      So, Ken, I hope this answers alot of your questions. From what you have mentioned here, it also sounds like your CIDP is hitting your autonomic system. Way back when I was first diagnosed, of which they did all the neuro nerve tests, multiple spinal taps, multiple MRI’s and CAT scans, (including the new nerve MRI), a nerve biopsy as well as the skin biopsy, the definite diagnosis was CIDP with Lewis-Sumner variant, with small fiber atrophy/Dysautonomia.
      By the way, I also have Horner’s Syndrome from the CIDP, and must see a Neuro-Ophthalmologist every six months, since it affected my eyes, and can get worse as time goes on.

      If you ever want to contact me with any questions or feelings about the situation, feel free to email me or call me. I am in Oceanside, CA, (San Diego County), and can be reached at 760-631-1948,
      or emailed at: [email][/email]
      If you email me, put a priority tag on it, so I will notice it, since I get many emails each day.
      I wish you the best, and hope this helps.

    • Anonymous
      January 22, 2009 at 12:28 pm

      Hi Ken,
      I forgot to mention some things:
      -For pain/neuro pain, I am on Gabapentin and Vicodin, as well as using the Marinol.
      -For bad muscle spasms, I am on Flexeril and Valium, since it was tried with just one or the other, and ended up I had to take both to make the spasms stop, though every now and then, one “sneaks” through.

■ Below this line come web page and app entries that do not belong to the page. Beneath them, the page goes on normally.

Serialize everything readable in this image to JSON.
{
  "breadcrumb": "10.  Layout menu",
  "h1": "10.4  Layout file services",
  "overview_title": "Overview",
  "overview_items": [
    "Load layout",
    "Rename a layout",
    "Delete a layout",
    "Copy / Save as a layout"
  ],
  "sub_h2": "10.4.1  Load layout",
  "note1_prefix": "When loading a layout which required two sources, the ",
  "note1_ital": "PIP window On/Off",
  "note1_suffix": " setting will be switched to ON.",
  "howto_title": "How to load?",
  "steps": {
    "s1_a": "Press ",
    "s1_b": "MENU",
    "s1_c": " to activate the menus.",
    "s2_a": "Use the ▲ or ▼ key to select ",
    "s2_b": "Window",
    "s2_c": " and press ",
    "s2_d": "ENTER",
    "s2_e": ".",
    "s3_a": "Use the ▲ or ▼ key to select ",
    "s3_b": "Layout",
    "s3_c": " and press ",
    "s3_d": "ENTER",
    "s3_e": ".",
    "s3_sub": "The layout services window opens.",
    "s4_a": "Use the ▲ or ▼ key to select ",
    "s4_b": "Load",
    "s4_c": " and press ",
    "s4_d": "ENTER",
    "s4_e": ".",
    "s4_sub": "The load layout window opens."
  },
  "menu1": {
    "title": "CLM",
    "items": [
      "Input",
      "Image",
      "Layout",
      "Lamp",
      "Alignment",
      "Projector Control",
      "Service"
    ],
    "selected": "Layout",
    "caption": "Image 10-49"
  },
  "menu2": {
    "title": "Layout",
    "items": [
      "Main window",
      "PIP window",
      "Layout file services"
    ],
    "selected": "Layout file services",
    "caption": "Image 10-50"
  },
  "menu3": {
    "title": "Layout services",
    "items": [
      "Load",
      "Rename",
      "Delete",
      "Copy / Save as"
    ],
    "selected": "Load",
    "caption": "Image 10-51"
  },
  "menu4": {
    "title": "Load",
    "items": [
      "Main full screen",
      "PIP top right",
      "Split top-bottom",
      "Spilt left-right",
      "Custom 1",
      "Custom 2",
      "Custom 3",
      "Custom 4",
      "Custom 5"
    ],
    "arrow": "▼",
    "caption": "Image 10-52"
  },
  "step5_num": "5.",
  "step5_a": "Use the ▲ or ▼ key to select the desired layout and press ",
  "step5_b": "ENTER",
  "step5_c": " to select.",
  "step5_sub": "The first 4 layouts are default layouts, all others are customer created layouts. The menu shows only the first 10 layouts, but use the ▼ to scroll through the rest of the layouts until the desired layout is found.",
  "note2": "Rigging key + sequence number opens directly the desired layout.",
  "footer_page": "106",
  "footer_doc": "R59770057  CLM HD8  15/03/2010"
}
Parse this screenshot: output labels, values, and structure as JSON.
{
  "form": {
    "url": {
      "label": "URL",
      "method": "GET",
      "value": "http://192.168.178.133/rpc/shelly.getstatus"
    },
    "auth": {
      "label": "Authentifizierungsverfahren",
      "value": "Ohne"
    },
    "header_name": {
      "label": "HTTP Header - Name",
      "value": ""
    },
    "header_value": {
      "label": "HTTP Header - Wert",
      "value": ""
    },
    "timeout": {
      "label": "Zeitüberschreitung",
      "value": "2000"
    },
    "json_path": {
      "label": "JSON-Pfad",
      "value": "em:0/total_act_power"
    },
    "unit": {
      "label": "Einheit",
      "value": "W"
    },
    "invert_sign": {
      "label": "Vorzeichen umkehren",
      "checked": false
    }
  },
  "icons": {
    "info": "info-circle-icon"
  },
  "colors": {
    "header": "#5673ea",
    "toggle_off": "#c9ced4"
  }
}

      -I also had ended up with photophobia, (bad reactions to my eyes from sunlight or strong light), thus getting very bad migraines. I take a new protocol for that, which I have been on now for over a year, of Indocin three times daily.
      Side effects to the Cyclophosphamide:

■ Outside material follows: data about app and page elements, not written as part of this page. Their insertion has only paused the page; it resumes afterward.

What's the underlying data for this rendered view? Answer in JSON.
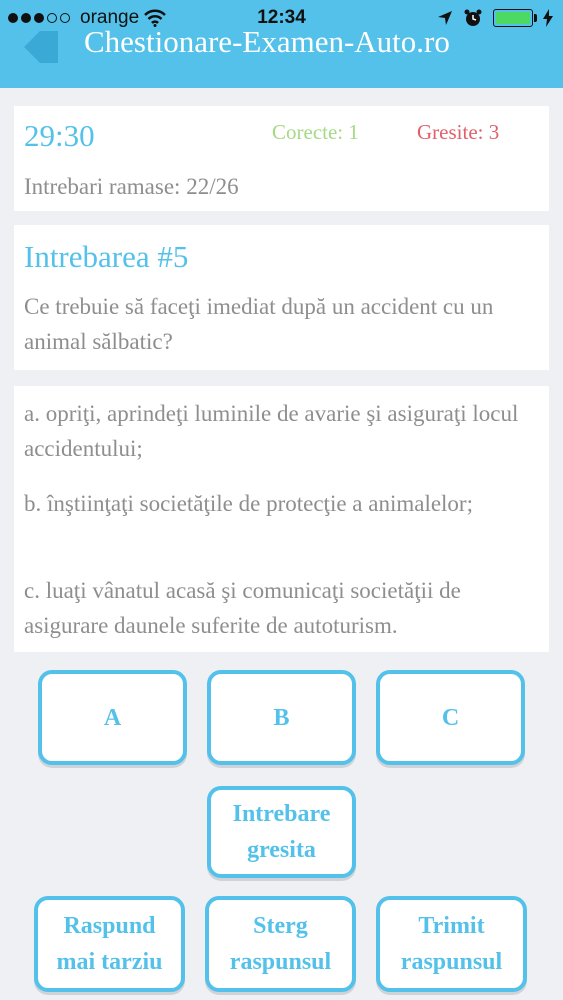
{
  "status_bar": {
    "carrier": "orange",
    "time": "12:34"
  },
  "header": {
    "title": "Chestionare-Examen-Auto.ro",
    "back_icon": "back-arrow-icon",
    "background_color": "#53c1ea"
  },
  "stats": {
    "timer": "29:30",
    "correct": "Corecte: 1",
    "wrong": "Gresite: 3",
    "remaining": "Intrebari ramase: 22/26"
  },
  "question": {
    "title": "Intrebarea #5",
    "text": "Ce trebuie să faceţi imediat după un accident cu un animal sălbatic?"
  },
  "answers": [
    {
      "text": "a. opriţi, aprindeţi luminile de avarie şi asiguraţi locul accidentului;"
    },
    {
      "text": "b. înştiinţaţi societăţile de protecţie a animalelor;"
    },
    {
      "text": "c. luaţi vânatul acasă şi comunicaţi societăţii de asigurare daunele suferite de autoturism."
    }
  ],
  "buttons": {
    "a": "A",
    "b": "B",
    "c": "C",
    "wrong_question_line1": "Intrebare",
    "wrong_question_line2": "gresita",
    "later_line1": "Raspund",
    "later_line2": "mai tarziu",
    "clear_line1": "Sterg",
    "clear_line2": "raspunsul",
    "send_line1": "Trimit",
    "send_line2": "raspunsul"
  },
  "colors": {
    "accent": "#53c1ea",
    "correct": "#a6d985",
    "wrong": "#e0606a",
    "text_muted": "#8e8e8e"
  }
}
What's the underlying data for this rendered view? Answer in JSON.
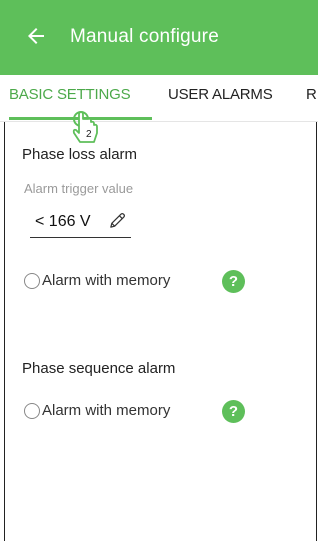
{
  "appbar": {
    "title": "Manual configure",
    "back_icon": "arrow-left-icon"
  },
  "tabs": [
    {
      "label": "BASIC SETTINGS",
      "active": true
    },
    {
      "label": "USER ALARMS",
      "active": false
    },
    {
      "label": "R",
      "active": false
    }
  ],
  "pointer": {
    "icon": "hand-pointer-icon",
    "badge": "2"
  },
  "phase_loss": {
    "title": "Phase loss alarm",
    "field_label": "Alarm trigger value",
    "field_value": "< 166 V",
    "edit_icon": "pencil-icon",
    "radio_label": "Alarm with memory",
    "help_icon": "?"
  },
  "phase_sequence": {
    "title": "Phase sequence alarm",
    "radio_label": "Alarm with memory",
    "help_icon": "?"
  },
  "colors": {
    "accent": "#5ebf5a",
    "tab_active_text": "#4ca94a"
  }
}
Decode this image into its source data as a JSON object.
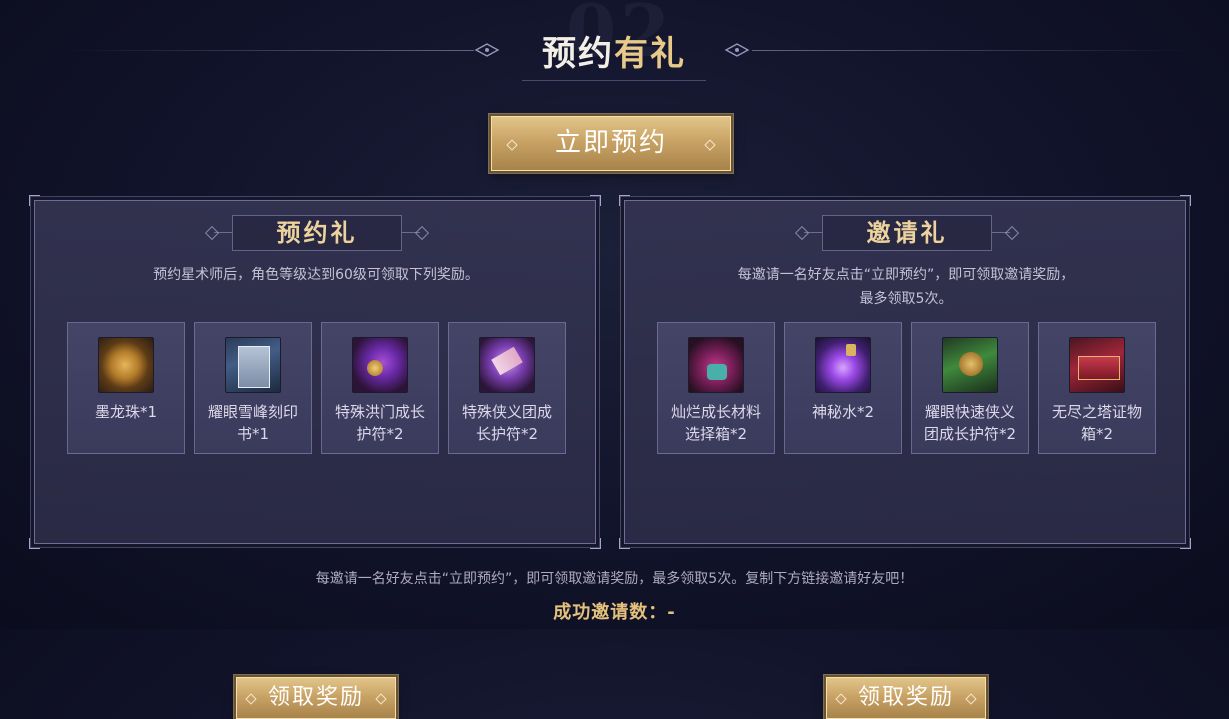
{
  "section": {
    "bg_number": "02",
    "title_part1": "预约",
    "title_part2": "有礼",
    "reserve_button": "立即预约"
  },
  "panels": {
    "reserve": {
      "title": "预约礼",
      "desc_line1": "预约星术师后，角色等级达到60级可领取下列奖励。",
      "items": [
        {
          "icon": "dragon-pearl-icon",
          "name_line1": "墨龙珠*1",
          "name_line2": ""
        },
        {
          "icon": "engraving-book-icon",
          "name_line1": "耀眼雪峰刻印",
          "name_line2": "书*1"
        },
        {
          "icon": "hongmen-amulet-icon",
          "name_line1": "特殊洪门成长",
          "name_line2": "护符*2"
        },
        {
          "icon": "chivalry-amulet-icon",
          "name_line1": "特殊侠义团成",
          "name_line2": "长护符*2"
        }
      ],
      "claim_button": "领取奖励"
    },
    "invite": {
      "title": "邀请礼",
      "desc_line1": "每邀请一名好友点击“立即预约”，即可领取邀请奖励，",
      "desc_line2": "最多领取5次。",
      "items": [
        {
          "icon": "material-bag-icon",
          "name_line1": "灿烂成长材料",
          "name_line2": "选择箱*2"
        },
        {
          "icon": "mystic-potion-icon",
          "name_line1": "神秘水*2",
          "name_line2": ""
        },
        {
          "icon": "fast-chivalry-amulet-icon",
          "name_line1": "耀眼快速侠义",
          "name_line2": "团成长护符*2"
        },
        {
          "icon": "endless-tower-chest-icon",
          "name_line1": "无尽之塔证物",
          "name_line2": "箱*2"
        }
      ],
      "claim_button": "领取奖励"
    }
  },
  "footer": {
    "note": "每邀请一名好友点击“立即预约”，即可领取邀请奖励，最多领取5次。复制下方链接邀请好友吧！",
    "success_label": "成功邀请数：-"
  },
  "colors": {
    "gold": "#e7c98a",
    "panel_bg": "#343452",
    "page_bg": "#11132a"
  }
}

      -Nausea: The nausea comes and goes. I have Tigan or Zofran to use, (I try Tigan first, as that usually does the trick). For worse case of nausea, where I cannot swallow anything, I have Tigan suppositories.
      -I did loose a good deal of my hair, (I wear a cowboy hat when I go out in public), as well as my hair in my goatee thinned out quite a bit. I was hoping it would mean I wouldn’t have to shave anymore, but unfortunately that didn’t happen, though it did seem to come in slower and found I didn’t have to shave daily–I could go every two to three days without shaving (lol).

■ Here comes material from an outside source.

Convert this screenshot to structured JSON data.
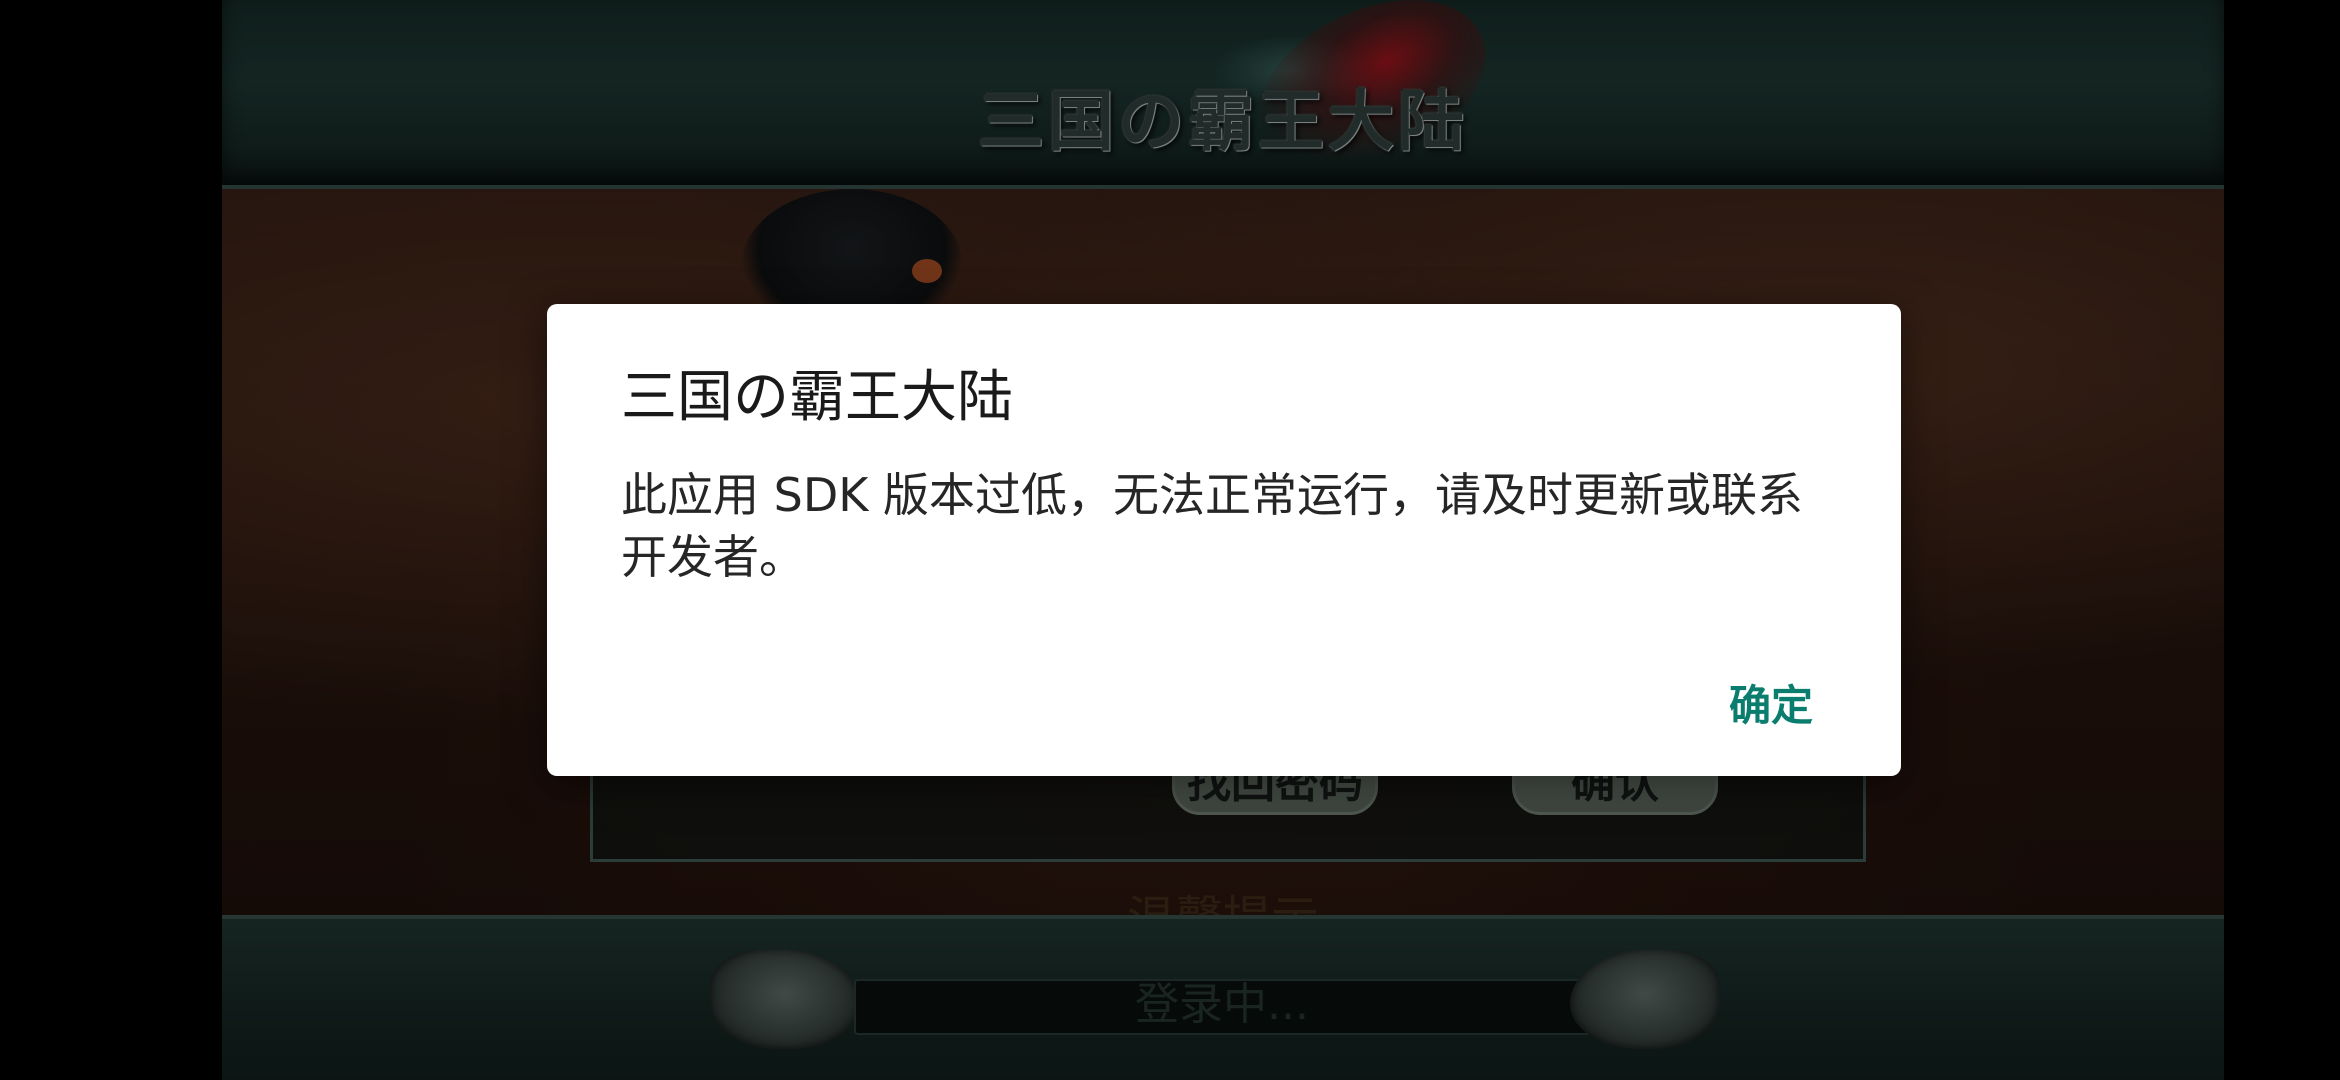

      -And keep in mind you have to drink LOTS of fluids at least for 72 hours after being administered the chemo because of the harshness on the bladder and kidneys. The nurses also told me that the urine coming out for at least the 48 hours after being administered the chemo, that your urine is toxic as it contains the chemo drug. So, they said you have to flush the toilet twice after urinating, (with me, it is emptying my catheter bag), and to be sure to use toilet paper to wipe the side of the toilet bowl, so that you make sure no one in your family comes in contact with the urine, in case it had splattered, as it is toxic to anyone.
      -As mentioned in my previous post, when nausea sets in, the appetite greatly decreases, and there are days when I don’t eat anything at all. But, also as previously mentioned, I have the meds to use to try to keep an appetite–the anti-nausea meds, the Megase, and the Marinol.
      If your state allows the use of Marinol, it DEFINITELY is a “feel good” med. Since it is THC, the derivative of Marijuana, I am prescribed one to three pills every four to six hours as needed. I don’t use it that much, since you definitely can get stoned from it. I tried the different doses–1 pill usually is best–it makes me feel better with a slight buzz. Two pills got me stoned. Three pills–well wow it got me stoned for hours and not being able to do much of anything at all. I also notice if I take the Marinol, you “forget” if you are having pain.
      Hope this helps on what to expect…